> [Exercise prompt]: Could you print the entries below exactly, starting at the line that contains "Output a JSON" and stopping after the last one?

> [Dataset items]:
▼
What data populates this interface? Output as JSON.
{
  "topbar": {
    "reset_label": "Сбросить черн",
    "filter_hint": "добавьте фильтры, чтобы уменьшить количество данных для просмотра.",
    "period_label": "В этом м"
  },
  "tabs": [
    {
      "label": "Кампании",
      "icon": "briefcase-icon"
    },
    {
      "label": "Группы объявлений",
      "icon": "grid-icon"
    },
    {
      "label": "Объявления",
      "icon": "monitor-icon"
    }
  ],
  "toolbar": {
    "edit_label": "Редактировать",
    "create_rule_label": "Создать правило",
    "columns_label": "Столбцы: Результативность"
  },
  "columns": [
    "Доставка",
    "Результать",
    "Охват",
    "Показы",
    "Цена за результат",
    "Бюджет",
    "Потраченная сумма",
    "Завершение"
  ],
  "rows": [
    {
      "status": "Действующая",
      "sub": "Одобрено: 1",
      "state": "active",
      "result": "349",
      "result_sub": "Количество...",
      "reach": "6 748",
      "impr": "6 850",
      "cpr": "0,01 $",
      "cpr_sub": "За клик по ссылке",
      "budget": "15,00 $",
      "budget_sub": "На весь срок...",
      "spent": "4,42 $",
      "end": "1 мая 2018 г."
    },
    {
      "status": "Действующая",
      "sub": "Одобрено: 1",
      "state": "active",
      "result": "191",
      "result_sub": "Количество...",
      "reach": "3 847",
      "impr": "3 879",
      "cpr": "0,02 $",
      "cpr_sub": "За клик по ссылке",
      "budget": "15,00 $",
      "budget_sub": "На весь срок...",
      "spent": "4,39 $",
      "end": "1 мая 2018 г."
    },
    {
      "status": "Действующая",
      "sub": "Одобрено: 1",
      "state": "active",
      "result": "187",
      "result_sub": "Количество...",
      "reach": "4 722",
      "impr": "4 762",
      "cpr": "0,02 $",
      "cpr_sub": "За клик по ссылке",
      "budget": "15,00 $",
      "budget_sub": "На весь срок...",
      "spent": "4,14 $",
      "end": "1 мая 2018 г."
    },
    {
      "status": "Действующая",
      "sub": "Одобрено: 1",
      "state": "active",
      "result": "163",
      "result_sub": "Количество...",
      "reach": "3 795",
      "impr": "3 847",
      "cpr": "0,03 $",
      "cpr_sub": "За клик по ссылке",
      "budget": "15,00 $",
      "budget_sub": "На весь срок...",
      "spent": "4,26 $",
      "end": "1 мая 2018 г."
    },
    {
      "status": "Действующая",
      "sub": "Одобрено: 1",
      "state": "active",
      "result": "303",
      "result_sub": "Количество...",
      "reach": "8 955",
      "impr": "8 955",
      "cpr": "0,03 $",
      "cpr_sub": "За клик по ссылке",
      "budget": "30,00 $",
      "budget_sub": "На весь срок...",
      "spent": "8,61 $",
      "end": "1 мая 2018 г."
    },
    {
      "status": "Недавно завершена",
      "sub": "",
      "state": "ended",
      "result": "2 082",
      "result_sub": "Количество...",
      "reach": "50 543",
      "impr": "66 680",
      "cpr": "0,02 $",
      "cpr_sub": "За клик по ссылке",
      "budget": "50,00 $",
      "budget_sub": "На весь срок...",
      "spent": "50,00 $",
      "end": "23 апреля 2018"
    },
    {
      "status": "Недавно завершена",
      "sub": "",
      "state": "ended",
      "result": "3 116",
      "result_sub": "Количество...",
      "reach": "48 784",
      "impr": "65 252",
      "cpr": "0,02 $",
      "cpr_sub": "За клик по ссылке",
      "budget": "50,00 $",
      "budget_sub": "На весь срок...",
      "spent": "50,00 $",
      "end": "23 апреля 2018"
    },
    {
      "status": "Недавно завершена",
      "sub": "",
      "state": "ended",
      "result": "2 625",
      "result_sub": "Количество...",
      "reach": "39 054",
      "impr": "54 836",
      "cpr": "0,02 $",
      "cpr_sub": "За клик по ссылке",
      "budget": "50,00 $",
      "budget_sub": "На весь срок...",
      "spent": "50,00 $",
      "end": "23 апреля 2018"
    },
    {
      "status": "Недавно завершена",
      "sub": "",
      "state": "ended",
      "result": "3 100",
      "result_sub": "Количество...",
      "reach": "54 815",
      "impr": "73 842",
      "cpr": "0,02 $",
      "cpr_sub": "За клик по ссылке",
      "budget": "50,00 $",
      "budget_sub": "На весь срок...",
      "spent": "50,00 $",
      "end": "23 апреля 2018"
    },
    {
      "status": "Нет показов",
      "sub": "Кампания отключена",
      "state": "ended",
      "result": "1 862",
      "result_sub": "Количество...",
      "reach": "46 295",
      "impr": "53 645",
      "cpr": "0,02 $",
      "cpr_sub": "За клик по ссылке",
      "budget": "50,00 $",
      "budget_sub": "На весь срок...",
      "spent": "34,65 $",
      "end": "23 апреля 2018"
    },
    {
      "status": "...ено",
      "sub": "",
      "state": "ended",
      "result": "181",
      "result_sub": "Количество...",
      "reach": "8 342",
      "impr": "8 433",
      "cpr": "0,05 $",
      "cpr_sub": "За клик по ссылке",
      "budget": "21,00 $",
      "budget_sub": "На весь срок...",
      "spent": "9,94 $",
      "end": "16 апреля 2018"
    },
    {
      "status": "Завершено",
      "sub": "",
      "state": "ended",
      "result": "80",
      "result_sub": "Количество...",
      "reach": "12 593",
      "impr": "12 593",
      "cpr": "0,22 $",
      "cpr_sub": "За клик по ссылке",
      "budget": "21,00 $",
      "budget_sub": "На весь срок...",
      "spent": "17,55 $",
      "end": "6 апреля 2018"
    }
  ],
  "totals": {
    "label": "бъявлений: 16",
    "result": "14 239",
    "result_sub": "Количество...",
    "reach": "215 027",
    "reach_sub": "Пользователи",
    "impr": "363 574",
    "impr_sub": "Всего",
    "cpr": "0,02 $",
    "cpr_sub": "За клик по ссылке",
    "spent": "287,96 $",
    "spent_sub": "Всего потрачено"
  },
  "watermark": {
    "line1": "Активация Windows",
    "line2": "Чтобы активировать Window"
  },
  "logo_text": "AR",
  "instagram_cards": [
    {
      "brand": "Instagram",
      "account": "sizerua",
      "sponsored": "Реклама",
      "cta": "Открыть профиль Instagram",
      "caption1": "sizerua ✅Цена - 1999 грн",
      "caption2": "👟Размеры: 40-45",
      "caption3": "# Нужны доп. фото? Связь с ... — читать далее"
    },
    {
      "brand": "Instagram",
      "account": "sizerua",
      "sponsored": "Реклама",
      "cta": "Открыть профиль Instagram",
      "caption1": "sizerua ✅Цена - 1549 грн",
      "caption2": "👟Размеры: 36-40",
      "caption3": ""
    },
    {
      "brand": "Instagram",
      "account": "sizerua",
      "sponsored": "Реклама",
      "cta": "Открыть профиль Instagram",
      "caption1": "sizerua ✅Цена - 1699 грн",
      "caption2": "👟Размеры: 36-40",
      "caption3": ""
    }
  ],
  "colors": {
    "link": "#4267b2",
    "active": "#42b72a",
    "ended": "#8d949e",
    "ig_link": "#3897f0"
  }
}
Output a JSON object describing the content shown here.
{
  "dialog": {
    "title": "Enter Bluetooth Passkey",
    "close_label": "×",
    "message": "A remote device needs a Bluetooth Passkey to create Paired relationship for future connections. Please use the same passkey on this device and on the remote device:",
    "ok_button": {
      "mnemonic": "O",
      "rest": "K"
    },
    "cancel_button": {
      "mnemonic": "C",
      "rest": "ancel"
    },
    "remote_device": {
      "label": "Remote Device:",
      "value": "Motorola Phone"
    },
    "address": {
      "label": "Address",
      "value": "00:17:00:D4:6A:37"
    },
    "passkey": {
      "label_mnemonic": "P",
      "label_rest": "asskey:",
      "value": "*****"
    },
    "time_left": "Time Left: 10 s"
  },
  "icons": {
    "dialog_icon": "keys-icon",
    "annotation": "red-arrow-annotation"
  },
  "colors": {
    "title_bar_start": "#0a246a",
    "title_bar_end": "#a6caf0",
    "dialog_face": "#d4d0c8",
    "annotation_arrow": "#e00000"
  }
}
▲
> [Written answer]:
Output a JSON object describing the content shown here.
{
  "dialog": {
    "title": "Enter Bluetooth Passkey",
    "close_label": "×",
    "message": "A remote device needs a Bluetooth Passkey to create Paired relationship for future connections. Please use the same passkey on this device and on the remote device:",
    "ok_button": {
      "mnemonic": "O",
      "rest": "K"
    },
    "cancel_button": {
      "mnemonic": "C",
      "rest": "ancel"
    },
    "remote_device": {
      "label": "Remote Device:",
      "value": "Motorola Phone"
    },
    "address": {
      "label": "Address",
      "value": "00:17:00:D4:6A:37"
    },
    "passkey": {
      "label_mnemonic": "P",
      "label_rest": "asskey:",
      "value": "*****"
    },
    "time_left": "Time Left: 10 s"
  },
  "icons": {
    "dialog_icon": "keys-icon",
    "annotation": "red-arrow-annotation"
  },
  "colors": {
    "title_bar_start": "#0a246a",
    "title_bar_end": "#a6caf0",
    "dialog_face": "#d4d0c8",
    "annotation_arrow": "#e00000"
  }
}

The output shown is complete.